If I’ve been invited to live somewhere and am not being charged rent, am I still considered a resident?

Can I just be thrown out? I was invited to live at someone’s house and I was told I would not have to pay rent. I’ve been living there now for a couple of months and have moved my possessions into my room; it has been established as my place of residence. If the owner decides he doesn’t want me to live there anymore, does he have to give me notice or do I have to simply leave that moment? Is there a reasonable amount of time I have to find a new place of residence?

Asked on July 18, 2010 under Real Estate Law, Ohio


M.T.G., Member, New York Bar / FreeAdvice Contributing Attorney

Answered 10 years ago | Contributor

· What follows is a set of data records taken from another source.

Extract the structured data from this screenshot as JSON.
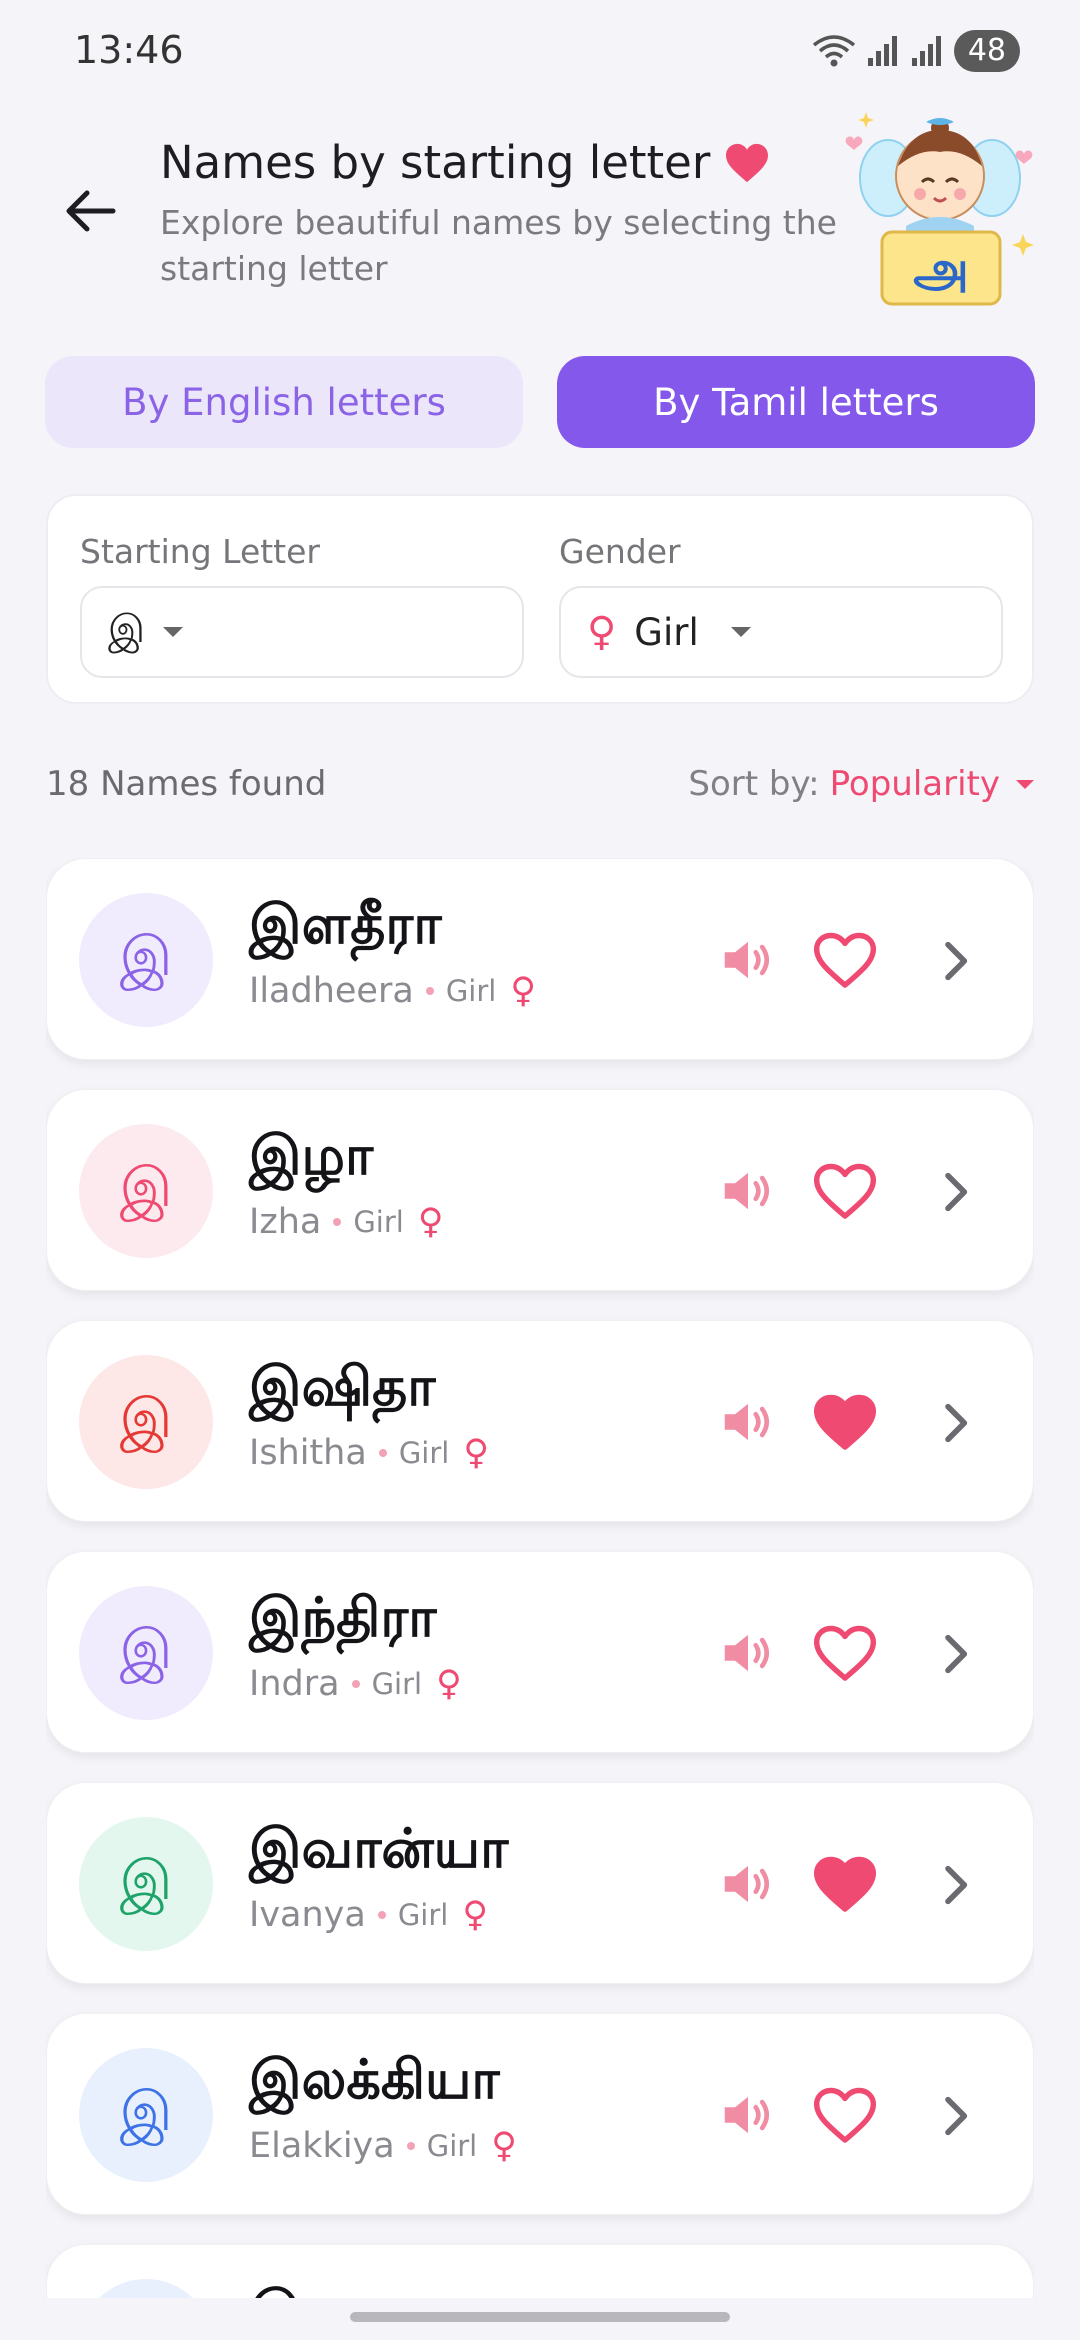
{
  "status": {
    "time": "13:46",
    "battery": "48"
  },
  "header": {
    "title": "Names by starting letter",
    "subtitle": "Explore beautiful names by selecting the starting letter",
    "mascot_letter": "அ"
  },
  "tabs": {
    "english": "By English letters",
    "tamil": "By Tamil letters",
    "active": "tamil"
  },
  "filters": {
    "letter_label": "Starting Letter",
    "letter_value": "இ",
    "gender_label": "Gender",
    "gender_value": "Girl",
    "gender_symbol": "♀"
  },
  "results": {
    "count_text": "18 Names found",
    "sort_label": "Sort by:",
    "sort_value": "Popularity"
  },
  "names": [
    {
      "tamil": "இளதீரா",
      "english": "Iladheera",
      "gender": "Girl",
      "avatar_letter": "இ",
      "avatar_bg": "#f1ecfd",
      "avatar_fg": "#8a63e6",
      "favorite": false
    },
    {
      "tamil": "இழா",
      "english": "Izha",
      "gender": "Girl",
      "avatar_letter": "இ",
      "avatar_bg": "#fdeaee",
      "avatar_fg": "#ef4a72",
      "favorite": false
    },
    {
      "tamil": "இஷிதா",
      "english": "Ishitha",
      "gender": "Girl",
      "avatar_letter": "இ",
      "avatar_bg": "#fde7e7",
      "avatar_fg": "#e53935",
      "favorite": true
    },
    {
      "tamil": "இந்திரா",
      "english": "Indra",
      "gender": "Girl",
      "avatar_letter": "இ",
      "avatar_bg": "#f1ecfd",
      "avatar_fg": "#8a63e6",
      "favorite": false
    },
    {
      "tamil": "இவான்யா",
      "english": "Ivanya",
      "gender": "Girl",
      "avatar_letter": "இ",
      "avatar_bg": "#e4f7ee",
      "avatar_fg": "#1ea36a",
      "favorite": true
    },
    {
      "tamil": "இலக்கியா",
      "english": "Elakkiya",
      "gender": "Girl",
      "avatar_letter": "இ",
      "avatar_bg": "#e8f0fd",
      "avatar_fg": "#3d73e6",
      "favorite": false
    },
    {
      "tamil": "இ",
      "english": "",
      "gender": "",
      "avatar_letter": "",
      "avatar_bg": "#e8f0fd",
      "avatar_fg": "#3d73e6",
      "favorite": false
    }
  ],
  "icons": {
    "back": "arrow-left-icon",
    "speaker": "speaker-icon",
    "heart": "heart-icon",
    "chevron": "chevron-right-icon"
  },
  "colors": {
    "accent": "#8558ec",
    "pink": "#ef4a72",
    "background": "#f5f5f9"
  }
}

Yes, you can still be considered a resident of the state regardless of your paying rent or not paying rent.  If you have changes your address, registered your car, changed your license, taken out a library card - whatever - to establish yourself as living there then you are a resident.  But you are a guest and not a tenant.  Guests do not have the same rights as tenants when it comes time to part ways with the owner of the property.  If he or she doesn't want you there anymore then you become a trespasser.  He should give you notice but not everyone is nice.  Be cautious and scope out places that are easy to move in to temporarily just in case.  Like a "Y".  Good luck.

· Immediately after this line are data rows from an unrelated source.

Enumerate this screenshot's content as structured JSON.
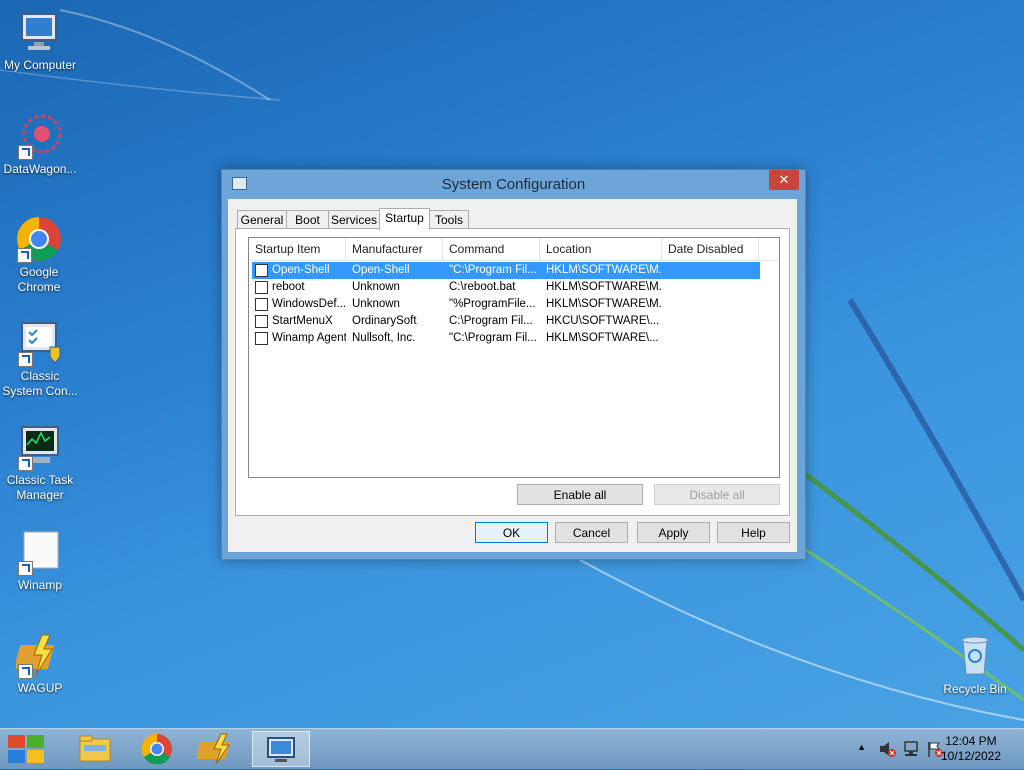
{
  "desktop": {
    "icons": [
      {
        "label": "My Computer"
      },
      {
        "label": "DataWagon..."
      },
      {
        "label": "Google Chrome"
      },
      {
        "label": "Classic System Con..."
      },
      {
        "label": "Classic Task Manager"
      },
      {
        "label": "Winamp"
      },
      {
        "label": "WAGUP"
      },
      {
        "label": "Recycle Bin"
      }
    ]
  },
  "window": {
    "title": "System Configuration",
    "close_glyph": "✕",
    "tabs": [
      {
        "label": "General"
      },
      {
        "label": "Boot"
      },
      {
        "label": "Services"
      },
      {
        "label": "Startup"
      },
      {
        "label": "Tools"
      }
    ],
    "columns": [
      "Startup Item",
      "Manufacturer",
      "Command",
      "Location",
      "Date Disabled"
    ],
    "rows": [
      {
        "item": "Open-Shell",
        "manufacturer": "Open-Shell",
        "command": "\"C:\\Program Fil...",
        "location": "HKLM\\SOFTWARE\\M...",
        "date": ""
      },
      {
        "item": "reboot",
        "manufacturer": "Unknown",
        "command": "C:\\reboot.bat",
        "location": "HKLM\\SOFTWARE\\M...",
        "date": ""
      },
      {
        "item": "WindowsDef...",
        "manufacturer": "Unknown",
        "command": "\"%ProgramFile...",
        "location": "HKLM\\SOFTWARE\\M...",
        "date": ""
      },
      {
        "item": "StartMenuX",
        "manufacturer": "OrdinarySoft",
        "command": "C:\\Program Fil...",
        "location": "HKCU\\SOFTWARE\\...",
        "date": ""
      },
      {
        "item": "Winamp Agent",
        "manufacturer": "Nullsoft, Inc.",
        "command": "\"C:\\Program Fil...",
        "location": "HKLM\\SOFTWARE\\...",
        "date": ""
      }
    ],
    "enable_all": "Enable all",
    "disable_all": "Disable all",
    "ok": "OK",
    "cancel": "Cancel",
    "apply": "Apply",
    "help": "Help"
  },
  "taskbar": {
    "time": "12:04 PM",
    "date": "10/12/2022",
    "tray_up_glyph": "▲"
  }
}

IMPORTANT NOTICE: The Answer(s) provided above are for general information only. The attorney providing the answer was not serving as the attorney for the person submitting the question or in any attorney-client relationship with such person. Laws may vary from state to state, and sometimes change. Tiny variations in the facts, or a fact not set forth in a question, often can change a legal outcome or an attorney's conclusion. Although AttorneyPages.com has verified the attorney was admitted to practice law in at least one jurisdiction, he or she may not be authorized to practice law in the jurisdiction referred to in the question, nor is he or she necessarily experienced in the area of the law involved. Unlike the information in the Answer(s) above, upon which you should NOT rely, for personal advice you can rely upon we suggest you retain an attorney to represent you.